Contingencies are good. Once you deviate from Rails’ “golden path”, your work can quickly become challenging. But knowing that a person/tool/technique has a weakness does not mean that you automatically preempt them. It means that you should remain aware of that weakness. You should compensate for weakness when it becomes an issue. To do so sooner smacks of angst.
Let’s consider the discussion here around the Observer pattern versus the benefit of a tightly coupled imperative style. The Observer pattern decouples event producers from event consumers. For that matter, the Observer pattern is similar to Queue-based messaging services such as the CORBA Notification Service, Java Messaging Service(JMS), and all of those that followed save that it is, typically, implemented in a synchronous fashion and within a single process.
As cited in the C2 wiki, the Observer pattern is best used for “dynamic relationships between objects.” There are relatively clear guidelines around when to consider employing it.
So what about when relationships are not dynamic?
Under these circumstances, I posit that tight coupling can be helpful.
What is tight coupling good for? Used selectively, in a word: clarity.
Which is clearer? (Please bear with my non-ActiveRecord ActiveRecord example for the sake of argument)
The Observer (listener)-based example at the top decouples the save event from the pushing the change to the client event. While you can argue that these are two different responsibilties, they are both directly related to the change on the User’s name. I argue that this approach adds unecessary indirection.
To speak more broadly, I argue that our campaign against tight coupling has simply gone too far.
In the latter case, we have less code! This is, often, considered a good thing1. The controller, responsible for performing the change to the User object, also pushes a notification to the client of the change. The tight coupling makes this entirely clear: when I change the user’s name and save the user, I immediately push the change out on a socket to the client.
Yes, you can make a case for extracting the behavior from the UserController#update method into its own method or even class.
Whether to extract the logic out of the controller or not should be a fuzzy decision. Yes, the update method is clearly responsible for more than just routing. This is “bad”, right? Or is it?
If we extract a class to represent the context of the User’s name changing, we’ve just created another file and another class. Also, where does this class go? To me, it’s just a delegate of the controller. It’s certainly not business logic. Pushing a message out on a socket does not represent business logic at all. Instead, it’s just how we interface with our View/Client. Extracting a class, in this case, increases the cognitive burden on ourselves or any developer who comes after us.

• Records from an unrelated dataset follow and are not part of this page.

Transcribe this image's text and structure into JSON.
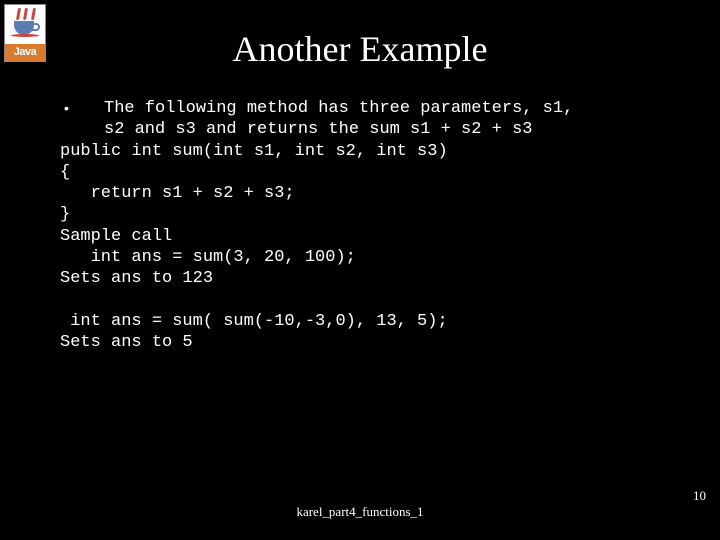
{
  "logo": {
    "label": "Java"
  },
  "title": "Another Example",
  "bullet_text_line1": "The following method has three parameters, s1,",
  "bullet_text_line2": "s2 and s3 and returns the sum s1 + s2 + s3",
  "code_block1": "public int sum(int s1, int s2, int s3)\n{\n   return s1 + s2 + s3;\n}\nSample call\n   int ans = sum(3, 20, 100);\nSets ans to 123",
  "code_block2": " int ans = sum( sum(-10,-3,0), 13, 5);\nSets ans to 5",
  "footer": "karel_part4_functions_1",
  "page_number": "10"
}
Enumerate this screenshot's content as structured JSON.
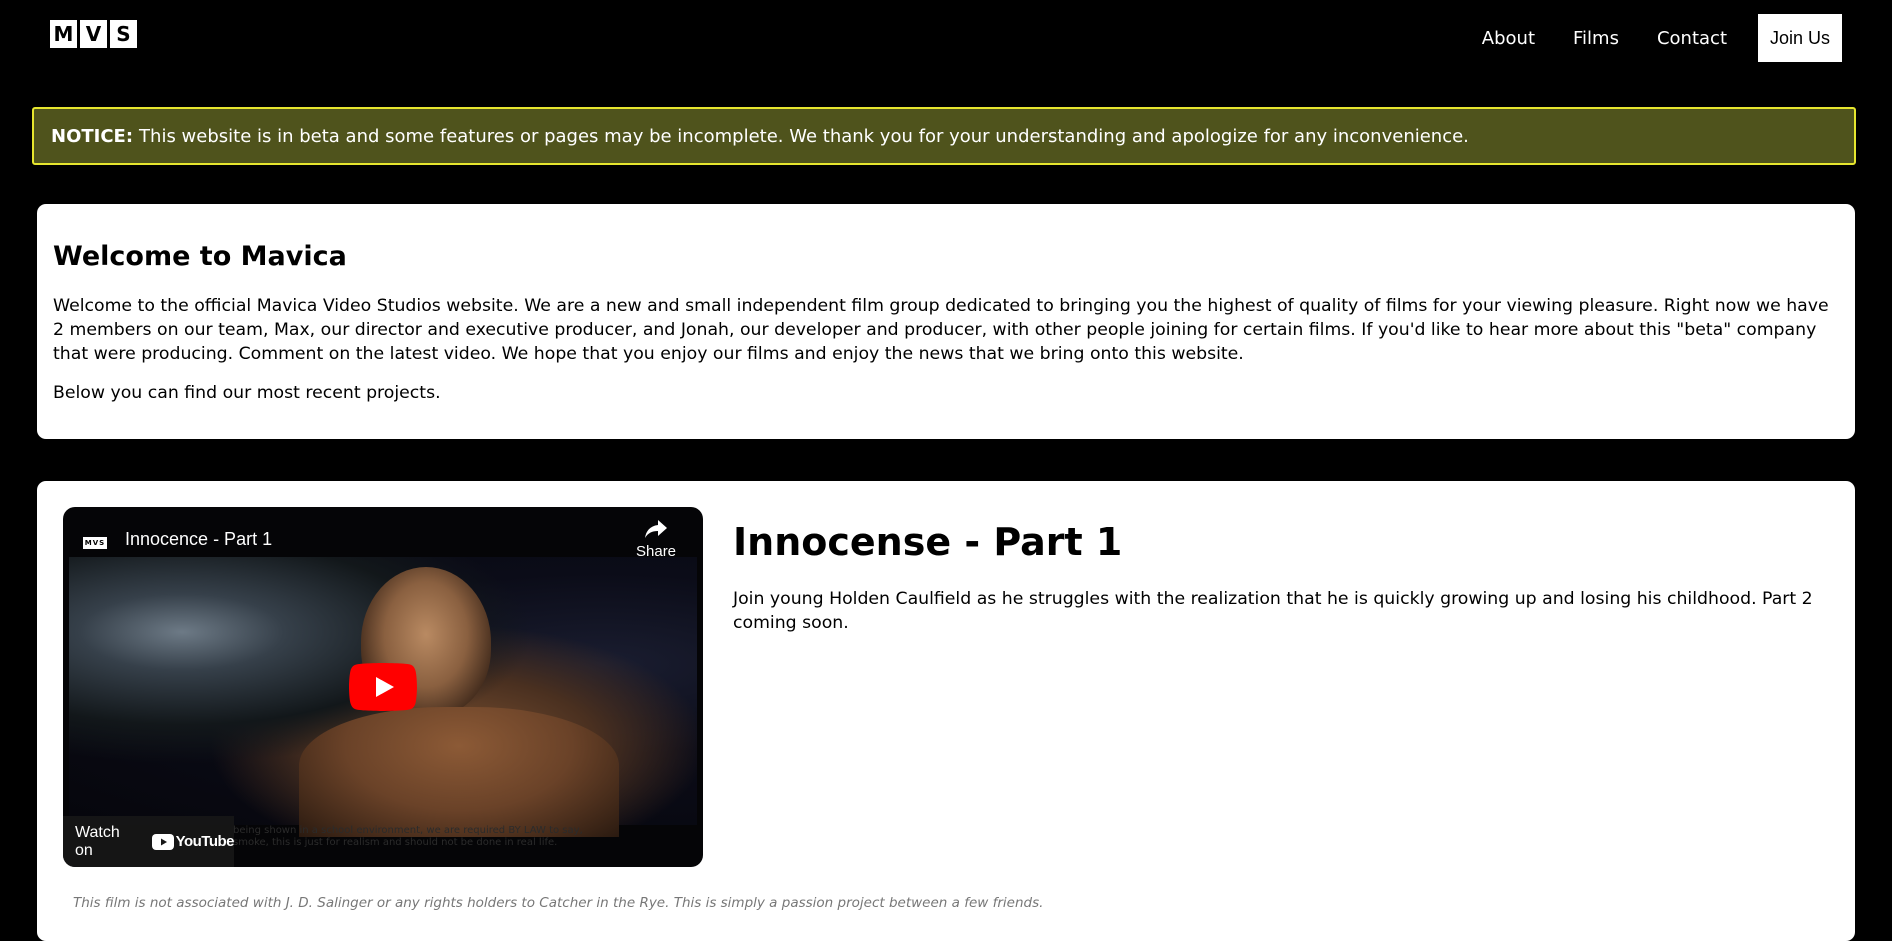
{
  "header": {
    "logo_letters": [
      "M",
      "V",
      "S"
    ],
    "nav": {
      "about": "About",
      "films": "Films",
      "contact": "Contact",
      "join": "Join Us"
    }
  },
  "notice": {
    "label": "NOTICE:",
    "text": "This website is in beta and some features or pages may be incomplete. We thank you for your understanding and apologize for any inconvenience.",
    "background_color": "#4f531c",
    "border_color": "#e6e62e"
  },
  "welcome": {
    "heading": "Welcome to Mavica",
    "paragraph1": "Welcome to the official Mavica Video Studios website. We are a new and small independent film group dedicated to bringing you the highest of quality of films for your viewing pleasure. Right now we have 2 members on our team, Max, our director and executive producer, and Jonah, our developer and producer, with other people joining for certain films. If you'd like to hear more about this \"beta\" company that were producing. Comment on the latest video. We hope that you enjoy our films and enjoy the news that we bring onto this website.",
    "paragraph2": "Below you can find our most recent projects."
  },
  "film": {
    "video": {
      "channel_logo": "MVS",
      "title": "Innocence - Part 1",
      "share_label": "Share",
      "watch_on_label": "Watch on",
      "youtube_label": "YouTube",
      "caption_line1": "being shown in a school environment, we are required BY LAW to say,",
      "caption_line2": "smoke, this is just for realism and should not be done in real life.",
      "play_button_color": "#ff0000"
    },
    "title": "Innocense - Part 1",
    "description": "Join young Holden Caulfield as he struggles with the realization that he is quickly growing up and losing his childhood. Part 2 coming soon.",
    "disclaimer": "This film is not associated with J. D. Salinger or any rights holders to Catcher in the Rye. This is simply a passion project between a few friends."
  }
}
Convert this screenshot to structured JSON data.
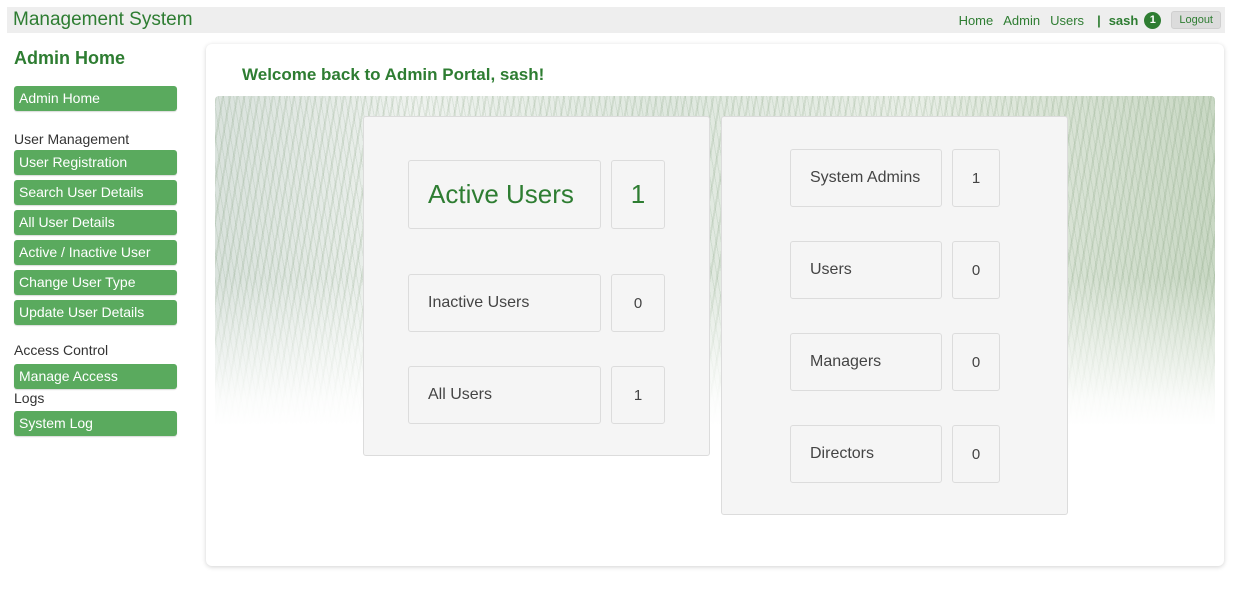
{
  "app": {
    "title": "Management System"
  },
  "topnav": {
    "links": [
      "Home",
      "Admin",
      "Users"
    ],
    "separator": "|",
    "username": "sash",
    "notification_count": "1",
    "logout_label": "Logout"
  },
  "sidebar": {
    "title": "Admin Home",
    "home_button": "Admin Home",
    "sections": [
      {
        "heading": "User Management",
        "items": [
          "User Registration",
          "Search User Details",
          "All User Details",
          "Active / Inactive User",
          "Change User Type",
          "Update User Details"
        ]
      },
      {
        "heading": "Access Control",
        "items": [
          "Manage Access"
        ]
      },
      {
        "heading": "Logs",
        "items": [
          "System Log"
        ]
      }
    ]
  },
  "main": {
    "welcome": "Welcome back to Admin Portal, sash!",
    "user_status": [
      {
        "label": "Active Users",
        "value": "1"
      },
      {
        "label": "Inactive Users",
        "value": "0"
      },
      {
        "label": "All Users",
        "value": "1"
      }
    ],
    "user_types": [
      {
        "label": "System Admins",
        "value": "1"
      },
      {
        "label": "Users",
        "value": "0"
      },
      {
        "label": "Managers",
        "value": "0"
      },
      {
        "label": "Directors",
        "value": "0"
      }
    ]
  },
  "colors": {
    "accent": "#2e7d32",
    "sidebar_button": "#5aaa5e"
  }
}
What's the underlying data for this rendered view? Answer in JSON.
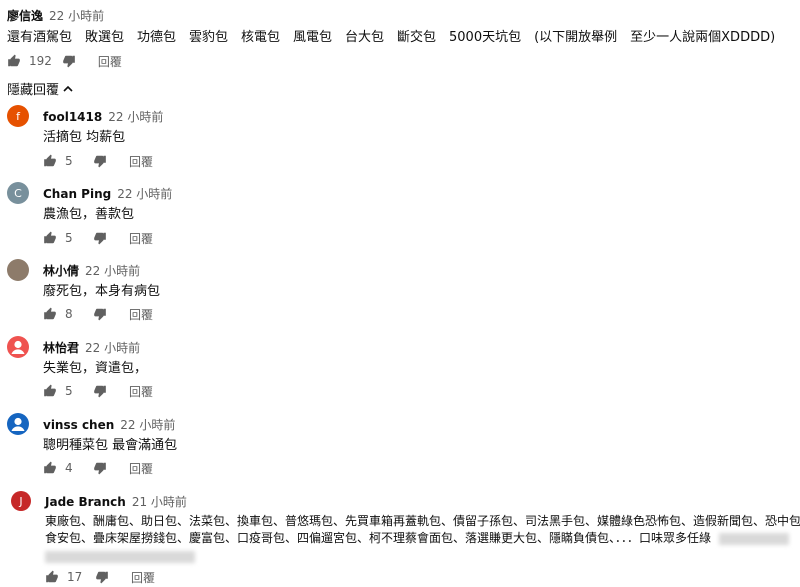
{
  "top_comment": {
    "author": "廖信逸",
    "time": "22 小時前",
    "text": "還有酒駕包　敗選包　功德包　雲豹包　核電包　風電包　台大包　斷交包　5000天坑包　(以下開放舉例　至少一人說兩個XDDDD)",
    "likes": "192",
    "reply_label": "回覆"
  },
  "toggle_label": "隱藏回覆",
  "replies": [
    {
      "author": "fool1418",
      "time": "22 小時前",
      "text": "活摘包 均薪包",
      "likes": "5",
      "reply_label": "回覆",
      "avatar_letter": "f",
      "avatar_color": "#e65100"
    },
    {
      "author": "Chan Ping",
      "time": "22 小時前",
      "text": "農漁包，善款包",
      "likes": "5",
      "reply_label": "回覆",
      "avatar_letter": "C",
      "avatar_color": "#78909c"
    },
    {
      "author": "林小倩",
      "time": "22 小時前",
      "text": "廢死包，本身有病包",
      "likes": "8",
      "reply_label": "回覆",
      "avatar_letter": "",
      "avatar_color": "#8d7b6a"
    },
    {
      "author": "林怡君",
      "time": "22 小時前",
      "text": "失業包，資遣包，",
      "likes": "5",
      "reply_label": "回覆",
      "avatar_letter": "",
      "avatar_color": "#ef5350"
    },
    {
      "author": "vinss chen",
      "time": "22 小時前",
      "text": "聰明種菜包 最會滿通包",
      "likes": "4",
      "reply_label": "回覆",
      "avatar_letter": "",
      "avatar_color": "#1565c0"
    },
    {
      "author": "Jade Branch",
      "time": "21 小時前",
      "text_line1": "東廠包、酬庸包、助日包、法菜包、換車包、普悠瑪包、先買車箱再蓋軌包、債留子孫包、司法黑手包、媒體綠色恐怖包、造假新聞包、恐中包、",
      "text_line2": "食安包、疊床架屋撈錢包、慶富包、口疫哥包、四偏遛宮包、柯不理蔡會面包、落選賺更大包、隱瞞負債包、．．．口味眾多任綠",
      "likes": "17",
      "reply_label": "回覆",
      "avatar_letter": "J",
      "avatar_color": "#c62828"
    }
  ]
}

If we extract a private method instead of extracting a class, we’ve added a layer of indirection instead of abstraction. Frankly, I’d lean toward something like this.
But, clearly, this will lead to a fat controller! ¡Qué terrible!
Personally, I would instead characterize it as a controller of a healthy weight.
Moderation is key. Noticing its lack is as well.
I hope that, from the above example, you’ve decided to stop factoring everything into another class and, occasionally, give tight coupling a chance. That said, if you’re among those who write “god classes”, “god methods”, and is unfmiliar with “loose coupling”, I strongly suggest reading Working With Legacy Code by Michael Feathers (the man who coined “SOLID”).
Rails isn’t perfect. But it is one of the best solutions for the problem space that most of us work in. Use Rails until it hurts. Don’t preemptively replace Rails features. Use Rails until you find yourself writing more code doing it “The Rails Way” than if you rolled your own solution. Then identify an alternative solution. Use that alternative solution as your application’s fallback convention for when the matching Rails convention fails.
Or, as a peer of mine, wrote:
@elight Refactoring to patterns > starting with patterns IMO.— Brian P. Hogan (@bphogan) November 9, 2012
While Rails provides many solutions out of the box, you should make a concerted effort to keep your own personal toolbox of fallback techniques (such as the Form object) on hand. Share them. Convert them into tools for use by your peers whenever possible.
1 As code itself is a liability!
Posted by evan on Nov 21, 2012